> _Information_
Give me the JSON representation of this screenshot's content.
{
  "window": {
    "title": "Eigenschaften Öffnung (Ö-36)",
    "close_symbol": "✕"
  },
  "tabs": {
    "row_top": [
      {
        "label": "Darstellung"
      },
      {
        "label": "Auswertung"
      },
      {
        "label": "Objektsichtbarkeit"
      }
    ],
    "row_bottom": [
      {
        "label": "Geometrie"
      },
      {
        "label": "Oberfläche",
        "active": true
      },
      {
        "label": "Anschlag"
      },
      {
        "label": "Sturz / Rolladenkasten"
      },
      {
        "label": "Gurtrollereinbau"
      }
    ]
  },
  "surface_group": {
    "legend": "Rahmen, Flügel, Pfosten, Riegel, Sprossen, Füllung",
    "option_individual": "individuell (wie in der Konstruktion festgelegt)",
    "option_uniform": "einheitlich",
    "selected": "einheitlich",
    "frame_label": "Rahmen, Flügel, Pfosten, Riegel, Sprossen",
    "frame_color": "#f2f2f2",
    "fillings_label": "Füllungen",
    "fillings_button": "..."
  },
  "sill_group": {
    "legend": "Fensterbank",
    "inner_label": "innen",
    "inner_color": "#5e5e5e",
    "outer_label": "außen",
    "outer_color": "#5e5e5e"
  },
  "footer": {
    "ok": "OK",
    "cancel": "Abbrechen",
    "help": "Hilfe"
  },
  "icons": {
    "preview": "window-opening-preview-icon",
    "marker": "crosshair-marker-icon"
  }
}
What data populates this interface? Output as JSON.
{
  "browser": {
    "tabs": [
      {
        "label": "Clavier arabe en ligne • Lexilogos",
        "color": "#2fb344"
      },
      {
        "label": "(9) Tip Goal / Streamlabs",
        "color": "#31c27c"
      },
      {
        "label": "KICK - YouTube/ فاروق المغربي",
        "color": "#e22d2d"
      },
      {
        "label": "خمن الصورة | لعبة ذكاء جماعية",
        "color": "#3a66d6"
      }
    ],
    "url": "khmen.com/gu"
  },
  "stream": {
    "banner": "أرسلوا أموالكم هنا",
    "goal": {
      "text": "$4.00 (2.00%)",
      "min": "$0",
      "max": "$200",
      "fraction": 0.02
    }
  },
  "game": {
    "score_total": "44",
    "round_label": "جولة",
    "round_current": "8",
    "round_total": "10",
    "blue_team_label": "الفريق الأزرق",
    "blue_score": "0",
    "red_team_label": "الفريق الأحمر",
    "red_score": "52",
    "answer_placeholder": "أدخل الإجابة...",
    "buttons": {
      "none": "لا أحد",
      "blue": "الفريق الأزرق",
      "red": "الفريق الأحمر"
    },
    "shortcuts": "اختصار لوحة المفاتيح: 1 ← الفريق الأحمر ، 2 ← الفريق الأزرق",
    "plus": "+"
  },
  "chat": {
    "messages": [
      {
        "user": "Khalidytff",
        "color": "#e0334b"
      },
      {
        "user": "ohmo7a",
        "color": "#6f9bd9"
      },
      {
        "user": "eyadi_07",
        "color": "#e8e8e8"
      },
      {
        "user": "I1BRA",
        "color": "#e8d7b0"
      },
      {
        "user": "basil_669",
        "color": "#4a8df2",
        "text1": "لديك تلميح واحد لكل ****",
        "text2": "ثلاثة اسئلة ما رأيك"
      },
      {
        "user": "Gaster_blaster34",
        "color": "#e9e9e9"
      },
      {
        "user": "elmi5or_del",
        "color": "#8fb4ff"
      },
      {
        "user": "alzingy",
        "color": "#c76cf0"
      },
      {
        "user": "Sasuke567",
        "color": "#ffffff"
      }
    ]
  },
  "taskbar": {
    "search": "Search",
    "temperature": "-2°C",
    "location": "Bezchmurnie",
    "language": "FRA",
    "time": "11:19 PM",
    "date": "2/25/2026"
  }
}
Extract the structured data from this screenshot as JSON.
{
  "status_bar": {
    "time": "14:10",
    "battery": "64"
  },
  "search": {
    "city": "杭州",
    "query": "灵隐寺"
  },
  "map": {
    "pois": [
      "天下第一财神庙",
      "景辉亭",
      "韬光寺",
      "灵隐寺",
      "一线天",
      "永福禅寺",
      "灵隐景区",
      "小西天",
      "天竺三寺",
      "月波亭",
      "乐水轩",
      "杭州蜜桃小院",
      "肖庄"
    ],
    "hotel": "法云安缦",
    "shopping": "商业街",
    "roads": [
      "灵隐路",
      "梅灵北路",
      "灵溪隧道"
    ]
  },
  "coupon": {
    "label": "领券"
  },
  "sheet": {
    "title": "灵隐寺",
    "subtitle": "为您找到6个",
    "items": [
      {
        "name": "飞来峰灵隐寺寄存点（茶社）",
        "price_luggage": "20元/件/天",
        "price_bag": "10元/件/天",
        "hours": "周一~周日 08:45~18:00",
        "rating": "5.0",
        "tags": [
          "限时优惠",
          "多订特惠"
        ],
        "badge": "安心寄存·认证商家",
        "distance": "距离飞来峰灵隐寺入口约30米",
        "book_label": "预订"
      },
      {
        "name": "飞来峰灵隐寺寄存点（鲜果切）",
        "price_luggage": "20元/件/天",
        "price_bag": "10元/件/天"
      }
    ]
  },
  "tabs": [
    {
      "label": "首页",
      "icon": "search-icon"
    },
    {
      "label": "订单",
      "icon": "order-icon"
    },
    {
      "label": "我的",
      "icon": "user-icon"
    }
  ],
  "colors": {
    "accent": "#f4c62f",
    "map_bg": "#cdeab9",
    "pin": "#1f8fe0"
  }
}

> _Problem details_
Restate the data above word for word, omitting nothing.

> _Response area_
Give me the JSON representation of this screenshot's content.
{
  "window": {
    "title": "Eigenschaften Öffnung (Ö-36)",
    "close_symbol": "✕"
  },
  "tabs": {
    "row_top": [
      {
        "label": "Darstellung"
      },
      {
        "label": "Auswertung"
      },
      {
        "label": "Objektsichtbarkeit"
      }
    ],
    "row_bottom": [
      {
        "label": "Geometrie"
      },
      {
        "label": "Oberfläche",
        "active": true
      },
      {
        "label": "Anschlag"
      },
      {
        "label": "Sturz / Rolladenkasten"
      },
      {
        "label": "Gurtrollereinbau"
      }
    ]
  },
  "surface_group": {
    "legend": "Rahmen, Flügel, Pfosten, Riegel, Sprossen, Füllung",
    "option_individual": "individuell (wie in der Konstruktion festgelegt)",
    "option_uniform": "einheitlich",
    "selected": "einheitlich",
    "frame_label": "Rahmen, Flügel, Pfosten, Riegel, Sprossen",
    "frame_color": "#f2f2f2",
    "fillings_label": "Füllungen",
    "fillings_button": "..."
  },
  "sill_group": {
    "legend": "Fensterbank",
    "inner_label": "innen",
    "inner_color": "#5e5e5e",
    "outer_label": "außen",
    "outer_color": "#5e5e5e"
  },
  "footer": {
    "ok": "OK",
    "cancel": "Abbrechen",
    "help": "Hilfe"
  },
  "icons": {
    "preview": "window-opening-preview-icon",
    "marker": "crosshair-marker-icon"
  }
}
What data populates this interface? Output as JSON.
{
  "browser": {
    "tabs": [
      {
        "label": "Clavier arabe en ligne • Lexilogos",
        "color": "#2fb344"
      },
      {
        "label": "(9) Tip Goal / Streamlabs",
        "color": "#31c27c"
      },
      {
        "label": "KICK - YouTube/ فاروق المغربي",
        "color": "#e22d2d"
      },
      {
        "label": "خمن الصورة | لعبة ذكاء جماعية",
        "color": "#3a66d6"
      }
    ],
    "url": "khmen.com/gu"
  },
  "stream": {
    "banner": "أرسلوا أموالكم هنا",
    "goal": {
      "text": "$4.00 (2.00%)",
      "min": "$0",
      "max": "$200",
      "fraction": 0.02
    }
  },
  "game": {
    "score_total": "44",
    "round_label": "جولة",
    "round_current": "8",
    "round_total": "10",
    "blue_team_label": "الفريق الأزرق",
    "blue_score": "0",
    "red_team_label": "الفريق الأحمر",
    "red_score": "52",
    "answer_placeholder": "أدخل الإجابة...",
    "buttons": {
      "none": "لا أحد",
      "blue": "الفريق الأزرق",
      "red": "الفريق الأحمر"
    },
    "shortcuts": "اختصار لوحة المفاتيح: 1 ← الفريق الأحمر ، 2 ← الفريق الأزرق",
    "plus": "+"
  },
  "chat": {
    "messages": [
      {
        "user": "Khalidytff",
        "color": "#e0334b"
      },
      {
        "user": "ohmo7a",
        "color": "#6f9bd9"
      },
      {
        "user": "eyadi_07",
        "color": "#e8e8e8"
      },
      {
        "user": "I1BRA",
        "color": "#e8d7b0"
      },
      {
        "user": "basil_669",
        "color": "#4a8df2",
        "text1": "لديك تلميح واحد لكل ****",
        "text2": "ثلاثة اسئلة ما رأيك"
      },
      {
        "user": "Gaster_blaster34",
        "color": "#e9e9e9"
      },
      {
        "user": "elmi5or_del",
        "color": "#8fb4ff"
      },
      {
        "user": "alzingy",
        "color": "#c76cf0"
      },
      {
        "user": "Sasuke567",
        "color": "#ffffff"
      }
    ]
  },
  "taskbar": {
    "search": "Search",
    "temperature": "-2°C",
    "location": "Bezchmurnie",
    "language": "FRA",
    "time": "11:19 PM",
    "date": "2/25/2026"
  }
}
Extract the structured data from this screenshot as JSON.
{
  "status_bar": {
    "time": "14:10",
    "battery": "64"
  },
  "search": {
    "city": "杭州",
    "query": "灵隐寺"
  },
  "map": {
    "pois": [
      "天下第一财神庙",
      "景辉亭",
      "韬光寺",
      "灵隐寺",
      "一线天",
      "永福禅寺",
      "灵隐景区",
      "小西天",
      "天竺三寺",
      "月波亭",
      "乐水轩",
      "杭州蜜桃小院",
      "肖庄"
    ],
    "hotel": "法云安缦",
    "shopping": "商业街",
    "roads": [
      "灵隐路",
      "梅灵北路",
      "灵溪隧道"
    ]
  },
  "coupon": {
    "label": "领券"
  },
  "sheet": {
    "title": "灵隐寺",
    "subtitle": "为您找到6个",
    "items": [
      {
        "name": "飞来峰灵隐寺寄存点（茶社）",
        "price_luggage": "20元/件/天",
        "price_bag": "10元/件/天",
        "hours": "周一~周日 08:45~18:00",
        "rating": "5.0",
        "tags": [
          "限时优惠",
          "多订特惠"
        ],
        "badge": "安心寄存·认证商家",
        "distance": "距离飞来峰灵隐寺入口约30米",
        "book_label": "预订"
      },
      {
        "name": "飞来峰灵隐寺寄存点（鲜果切）",
        "price_luggage": "20元/件/天",
        "price_bag": "10元/件/天"
      }
    ]
  },
  "tabs": [
    {
      "label": "首页",
      "icon": "search-icon"
    },
    {
      "label": "订单",
      "icon": "order-icon"
    },
    {
      "label": "我的",
      "icon": "user-icon"
    }
  ],
  "colors": {
    "accent": "#f4c62f",
    "map_bg": "#cdeab9",
    "pin": "#1f8fe0"
  }
}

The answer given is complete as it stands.